So, as you no doubt have read by now, the Baltimore Ravens were indeed able to land free agent wide receiver Jeremy Maclin, who was a surprise late roster cut early in June by the Chiefs. The former Kansas City and Philadelphia wideout will provide an immediate and much-needed contributor to a pass-catcher-starved Ravens offense in the wake of Steve Smith’s retirement.
Maclin figures to slide into the slot, a position in which he has seen significant time over the course of his career, with Mike Wallace and Breshad Perriman as the primary outside wide receivers, but it is certainly possible that Maclin starts and plays outside when they operate in two-receiver sets. In fact, I might go so far as to call it likely, even at this early stage.

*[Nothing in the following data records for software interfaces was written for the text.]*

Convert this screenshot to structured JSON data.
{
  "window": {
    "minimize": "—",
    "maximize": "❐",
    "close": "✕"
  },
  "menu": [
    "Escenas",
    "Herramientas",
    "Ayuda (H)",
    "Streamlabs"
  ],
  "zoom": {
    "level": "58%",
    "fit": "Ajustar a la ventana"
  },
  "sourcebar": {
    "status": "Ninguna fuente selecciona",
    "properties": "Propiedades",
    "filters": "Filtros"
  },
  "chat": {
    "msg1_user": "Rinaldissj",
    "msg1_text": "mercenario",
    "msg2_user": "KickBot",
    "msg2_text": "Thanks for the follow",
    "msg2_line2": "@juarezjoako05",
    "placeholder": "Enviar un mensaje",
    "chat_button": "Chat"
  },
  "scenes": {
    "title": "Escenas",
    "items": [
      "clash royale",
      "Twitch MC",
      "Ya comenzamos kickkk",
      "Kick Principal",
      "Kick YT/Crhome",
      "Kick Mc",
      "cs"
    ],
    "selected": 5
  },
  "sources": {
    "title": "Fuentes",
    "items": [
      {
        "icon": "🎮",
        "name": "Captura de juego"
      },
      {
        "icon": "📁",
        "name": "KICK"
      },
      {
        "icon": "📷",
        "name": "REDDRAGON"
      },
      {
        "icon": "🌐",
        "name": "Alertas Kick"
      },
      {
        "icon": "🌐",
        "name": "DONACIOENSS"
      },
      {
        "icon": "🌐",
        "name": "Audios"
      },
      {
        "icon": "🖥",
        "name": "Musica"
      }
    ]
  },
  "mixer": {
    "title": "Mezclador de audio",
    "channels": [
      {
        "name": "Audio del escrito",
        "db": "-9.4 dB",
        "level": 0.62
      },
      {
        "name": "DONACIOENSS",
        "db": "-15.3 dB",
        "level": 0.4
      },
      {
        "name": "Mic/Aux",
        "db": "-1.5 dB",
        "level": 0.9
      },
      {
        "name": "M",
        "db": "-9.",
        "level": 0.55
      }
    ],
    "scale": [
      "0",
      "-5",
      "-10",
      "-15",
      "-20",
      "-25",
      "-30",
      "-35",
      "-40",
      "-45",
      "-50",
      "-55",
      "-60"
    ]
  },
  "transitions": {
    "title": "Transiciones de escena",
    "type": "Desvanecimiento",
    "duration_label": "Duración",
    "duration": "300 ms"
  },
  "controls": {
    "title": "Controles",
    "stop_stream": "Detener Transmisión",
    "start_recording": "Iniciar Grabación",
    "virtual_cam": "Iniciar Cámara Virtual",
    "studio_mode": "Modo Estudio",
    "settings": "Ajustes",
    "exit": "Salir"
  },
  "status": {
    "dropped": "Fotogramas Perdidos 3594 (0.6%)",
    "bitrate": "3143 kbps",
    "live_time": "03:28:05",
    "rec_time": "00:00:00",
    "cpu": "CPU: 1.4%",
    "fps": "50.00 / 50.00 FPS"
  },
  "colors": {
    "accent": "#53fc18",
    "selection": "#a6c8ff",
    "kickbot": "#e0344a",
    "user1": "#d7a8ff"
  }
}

The funny thing about the Ravens is that, for as excellent a reputation as Ozzie Newsome has as a talent evaluator, he seems to have a terrible time with picking out that wide receivers that are capable of transitioning from the college level to the pros while maintaining an appropriate level of success.
That is why some of their best wide receivers in franchise history have been free-agent acquisitions, in a list that is only extending in length with recent history. Smith is just one, and Maclin the latest, with former Steeler Mike Wallace in between as he enters his second season with the team, both as a starter.
The Ravens’ leading receiver in franchise history is Derrick Mason, who recorded over 12,000 yards in his career. But more than half of that came during his eight seasons in Tennessee before he joined the Ravens. He spent six seasons in Baltimore, catching 471 passes for 5777 yards and 29 touchdowns.
Another name high on the Ravens’ list is Qadry Ismail, who was a six-year veteran by the time he joined Baltimore in 1999. He caught 191 passes for 2819 yards and 18 touchdowns in three seasons with the team while ranking high on their all-time list.
Some of their best wide receivers actually traveled with them from Cleveland to Baltimore in the form of Michael Jackson and Derrick Alexander. Both of them averaged over 1000 yards in the first two years of Ravens history as receivers, and both of them had 18 touchdowns in those two years. Alexander moved on the next year, while Jackson, the older of the two, played one more year in Baltimore before retiring.
Statistically, the most productive wide receiver the Ravens have drafted remains Torrey Smith, a second-round pick in 2011, who despite catching less than half of his targets gained 3591 yards over four seasons for 30 touchdowns.
Mark Clayton of course also has to be in the discussion, a first-round pick who from 2005 to 2009 caught 234 passes for 3116 yards, though he had just 12 touchdowns, and never more than five in a season.
If you continue down their all-time list, though, you see names like Brandon Stokley and Jacoby Jones pop up. They may not have been a franchise for all that long, but their history as a wide receiver factory is sorely lacking. Only 11 wide receivers in their history have gained 1000 career yards in a Baltimore uniform. The Steelers have had 15 since 1996.